[Element data from apps and pages]
• • •

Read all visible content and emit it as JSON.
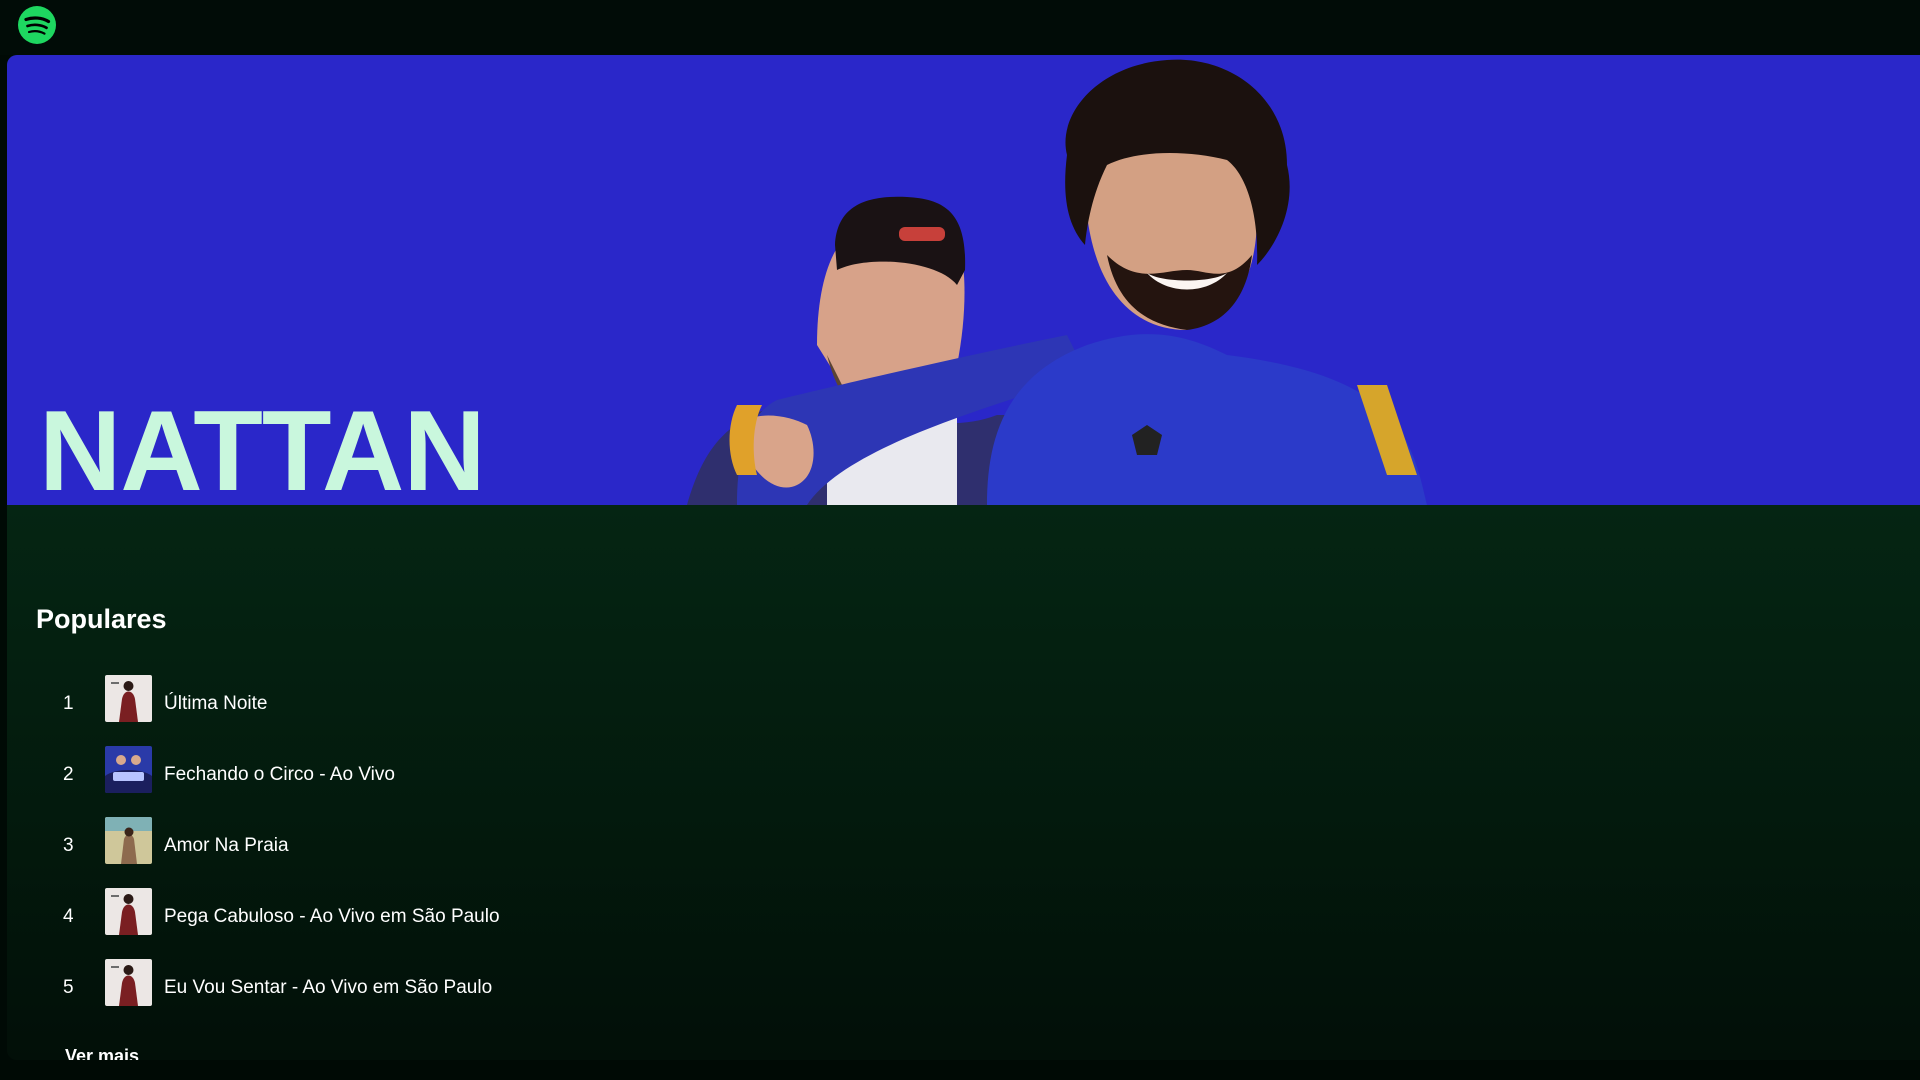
{
  "app": {
    "logo_icon": "spotify-logo-icon",
    "brand_color": "#1ed760"
  },
  "artist": {
    "name": "NATTAN",
    "hero_bg_color": "#2a27c9",
    "name_color": "#c9f7dd"
  },
  "popular": {
    "title": "Populares",
    "tracks": [
      {
        "rank": "1",
        "title": "Última Noite"
      },
      {
        "rank": "2",
        "title": "Fechando o Circo - Ao Vivo"
      },
      {
        "rank": "3",
        "title": "Amor Na Praia"
      },
      {
        "rank": "4",
        "title": "Pega Cabuloso - Ao Vivo em São Paulo"
      },
      {
        "rank": "5",
        "title": "Eu Vou Sentar - Ao Vivo em São Paulo"
      }
    ],
    "see_more": "Ver mais"
  }
}
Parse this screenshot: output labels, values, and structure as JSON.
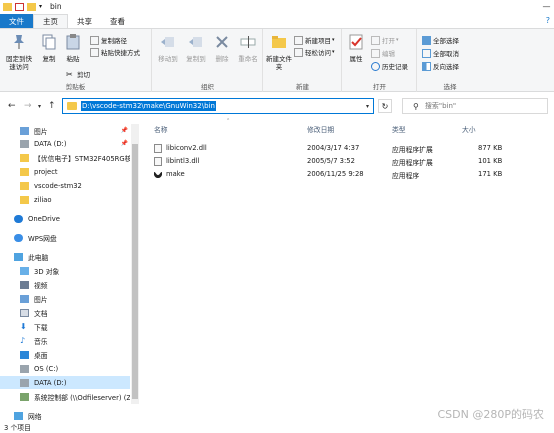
{
  "window": {
    "title": "bin"
  },
  "tabs": [
    {
      "label": "文件"
    },
    {
      "label": "主页"
    },
    {
      "label": "共享"
    },
    {
      "label": "查看"
    }
  ],
  "ribbon": {
    "clipboard": {
      "label": "剪贴板",
      "pin_quick": "固定到快速访问",
      "copy": "复制",
      "paste": "粘贴",
      "copy_path": "复制路径",
      "paste_shortcut": "粘贴快捷方式",
      "cut": "剪切"
    },
    "organize": {
      "label": "组织",
      "move_to": "移动到",
      "copy_to": "复制到",
      "delete": "删除",
      "rename": "重命名"
    },
    "new": {
      "label": "新建",
      "new_folder": "新建文件夹",
      "new_item": "新建项目",
      "easy_access": "轻松访问"
    },
    "open": {
      "label": "打开",
      "properties": "属性",
      "open": "打开",
      "edit": "编辑",
      "history": "历史记录"
    },
    "select": {
      "label": "选择",
      "select_all": "全部选择",
      "select_none": "全部取消",
      "invert": "反向选择"
    }
  },
  "address": {
    "path": "D:\\vscode-stm32\\make\\GnuWin32\\bin"
  },
  "search": {
    "placeholder": "搜索\"bin\""
  },
  "navpane": {
    "items": [
      {
        "label": "图片",
        "icon": "pictures-icon"
      },
      {
        "label": "DATA (D:)",
        "icon": "drive-icon"
      },
      {
        "label": "【优信电子】STM32F405RG核",
        "icon": "folder-icon"
      },
      {
        "label": "project",
        "icon": "folder-icon"
      },
      {
        "label": "vscode-stm32",
        "icon": "folder-icon"
      },
      {
        "label": "ziliao",
        "icon": "folder-icon"
      },
      {
        "label": "OneDrive",
        "icon": "cloud-icon"
      },
      {
        "label": "WPS网盘",
        "icon": "cloud-icon"
      },
      {
        "label": "此电脑",
        "icon": "computer-icon"
      },
      {
        "label": "3D 对象",
        "icon": "3d-objects-icon"
      },
      {
        "label": "视频",
        "icon": "videos-icon"
      },
      {
        "label": "图片",
        "icon": "pictures-icon"
      },
      {
        "label": "文档",
        "icon": "documents-icon"
      },
      {
        "label": "下载",
        "icon": "downloads-icon"
      },
      {
        "label": "音乐",
        "icon": "music-icon"
      },
      {
        "label": "桌面",
        "icon": "desktop-icon"
      },
      {
        "label": "OS (C:)",
        "icon": "drive-icon"
      },
      {
        "label": "DATA (D:)",
        "icon": "drive-icon"
      },
      {
        "label": "系统控制部 (\\\\Odfileserver) (Z",
        "icon": "network-drive-icon"
      },
      {
        "label": "网络",
        "icon": "network-icon"
      }
    ]
  },
  "columns": {
    "name": "名称",
    "date": "修改日期",
    "type": "类型",
    "size": "大小"
  },
  "files": [
    {
      "name": "libiconv2.dll",
      "date": "2004/3/17 4:37",
      "type": "应用程序扩展",
      "size": "877 KB"
    },
    {
      "name": "libintl3.dll",
      "date": "2005/5/7 3:52",
      "type": "应用程序扩展",
      "size": "101 KB"
    },
    {
      "name": "make",
      "date": "2006/11/25 9:28",
      "type": "应用程序",
      "size": "171 KB"
    }
  ],
  "status": {
    "count": "3 个项目"
  },
  "watermark": "CSDN @280P的码农",
  "colors": {
    "accent": "#1979ca",
    "selection": "#cce8ff",
    "address_highlight": "#0078d7"
  }
}
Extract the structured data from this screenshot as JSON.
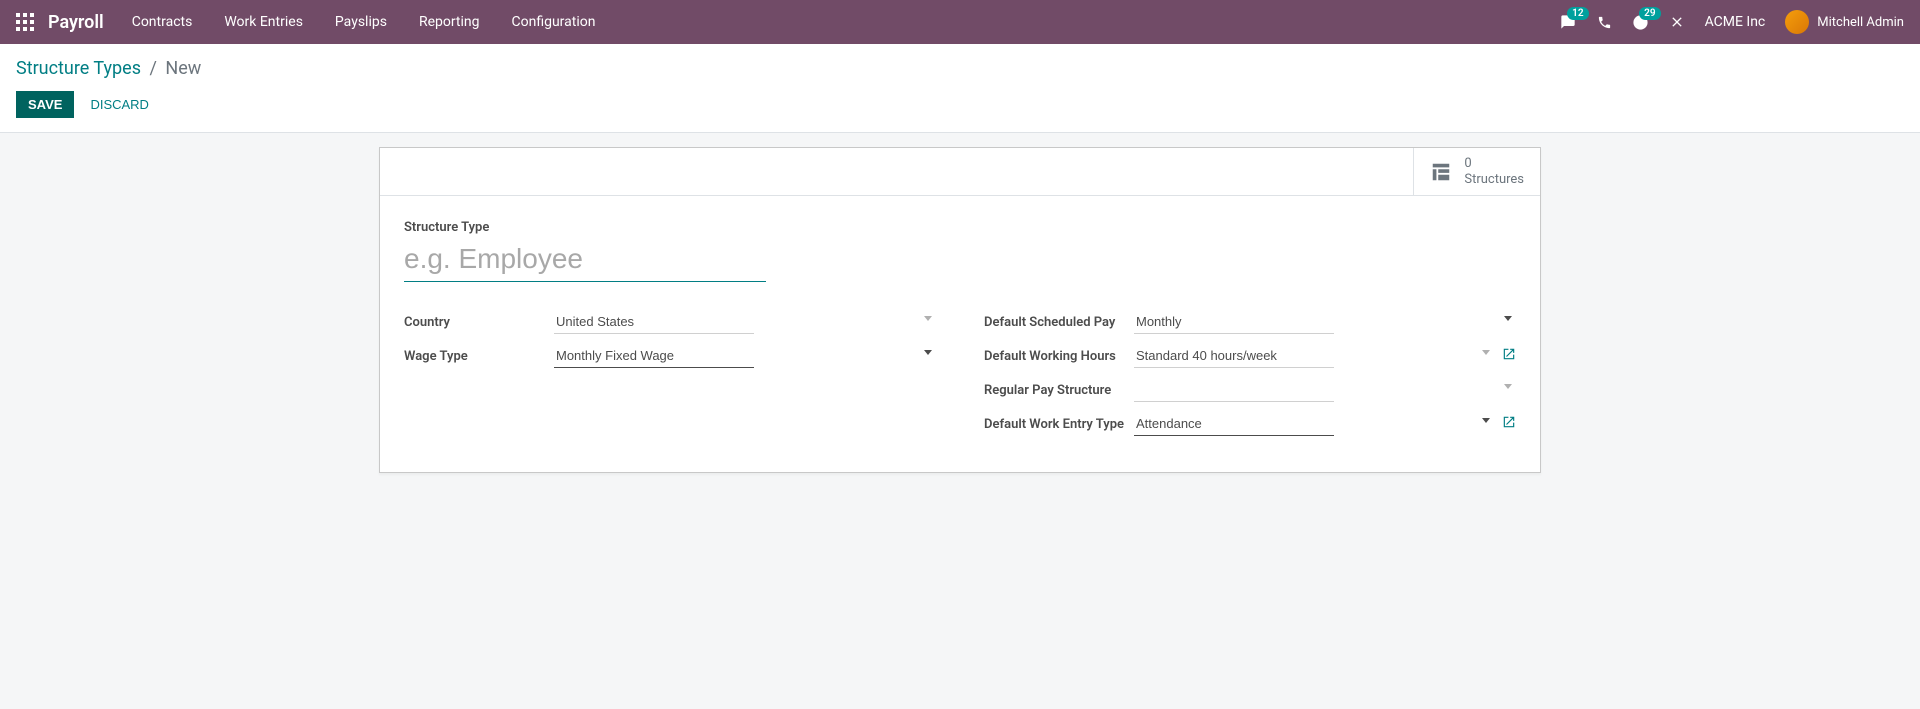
{
  "nav": {
    "brand": "Payroll",
    "items": [
      "Contracts",
      "Work Entries",
      "Payslips",
      "Reporting",
      "Configuration"
    ],
    "msg_count": "12",
    "clock_count": "29",
    "company": "ACME Inc",
    "user": "Mitchell Admin"
  },
  "breadcrumb": {
    "parent": "Structure Types",
    "current": "New"
  },
  "buttons": {
    "save": "SAVE",
    "discard": "DISCARD"
  },
  "stat": {
    "count": "0",
    "label": "Structures"
  },
  "form": {
    "title_label": "Structure Type",
    "title_placeholder": "e.g. Employee",
    "title_value": "",
    "left": {
      "country_label": "Country",
      "country_value": "United States",
      "wage_type_label": "Wage Type",
      "wage_type_value": "Monthly Fixed Wage"
    },
    "right": {
      "schedule_pay_label": "Default Scheduled Pay",
      "schedule_pay_value": "Monthly",
      "working_hours_label": "Default Working Hours",
      "working_hours_value": "Standard 40 hours/week",
      "regular_pay_label": "Regular Pay Structure",
      "regular_pay_value": "",
      "work_entry_type_label": "Default Work Entry Type",
      "work_entry_type_value": "Attendance"
    }
  }
}
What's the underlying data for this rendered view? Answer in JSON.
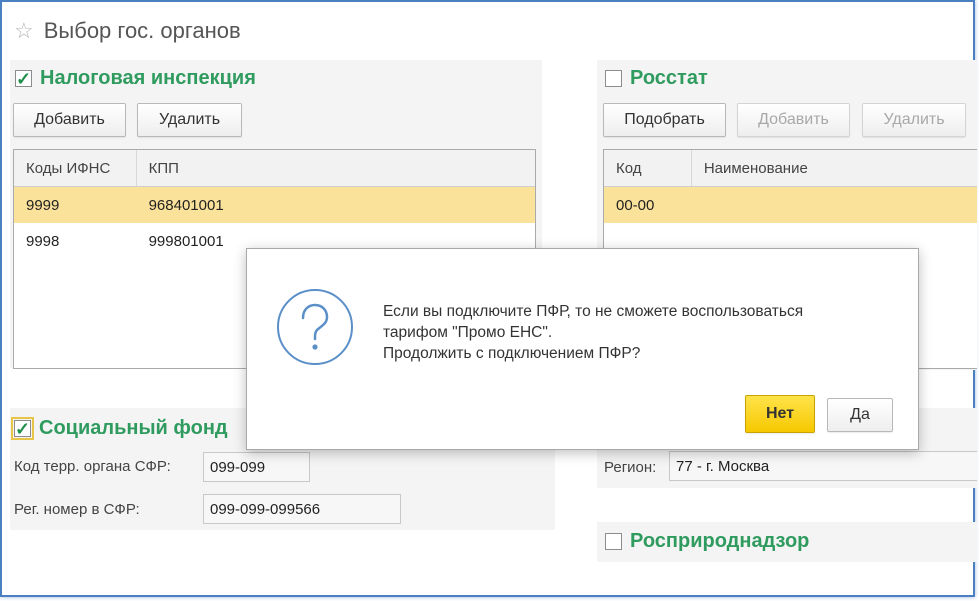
{
  "window": {
    "title": "Выбор гос. органов"
  },
  "tax": {
    "title": "Налоговая инспекция",
    "checked": true,
    "add_label": "Добавить",
    "delete_label": "Удалить",
    "columns": [
      "Коды ИФНС",
      "КПП"
    ],
    "rows": [
      {
        "code": "9999",
        "kpp": "968401001",
        "selected": true
      },
      {
        "code": "9998",
        "kpp": "999801001",
        "selected": false
      }
    ]
  },
  "rosstat": {
    "title": "Росстат",
    "checked": false,
    "pick_label": "Подобрать",
    "add_label": "Добавить",
    "delete_label": "Удалить",
    "columns": [
      "Код",
      "Наименование"
    ],
    "rows": [
      {
        "code": "00-00",
        "name": ""
      }
    ]
  },
  "sfr": {
    "title": "Социальный фонд",
    "checked": true,
    "terr_label": "Код терр. органа СФР:",
    "terr_value": "099-099",
    "reg_label": "Рег. номер в СФР:",
    "reg_value": "099-099-099566"
  },
  "region": {
    "label": "Регион:",
    "value": "77 - г. Москва"
  },
  "rpn": {
    "title": "Росприроднадзор",
    "checked": false
  },
  "dialog": {
    "icon": "question-icon",
    "lines": [
      "Если вы подключите ПФР, то не сможете воспользоваться",
      "тарифом \"Промо ЕНС\".",
      "Продолжить с подключением ПФР?"
    ],
    "no_label": "Нет",
    "yes_label": "Да"
  }
}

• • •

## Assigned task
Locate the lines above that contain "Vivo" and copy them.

## Expected answer
        "title": "Fechando o Circo - Ao Vivo"
        "title": "Pega Cabuloso - Ao Vivo em São Paulo"
        "title": "Eu Vou Sentar - Ao Vivo em São Paulo"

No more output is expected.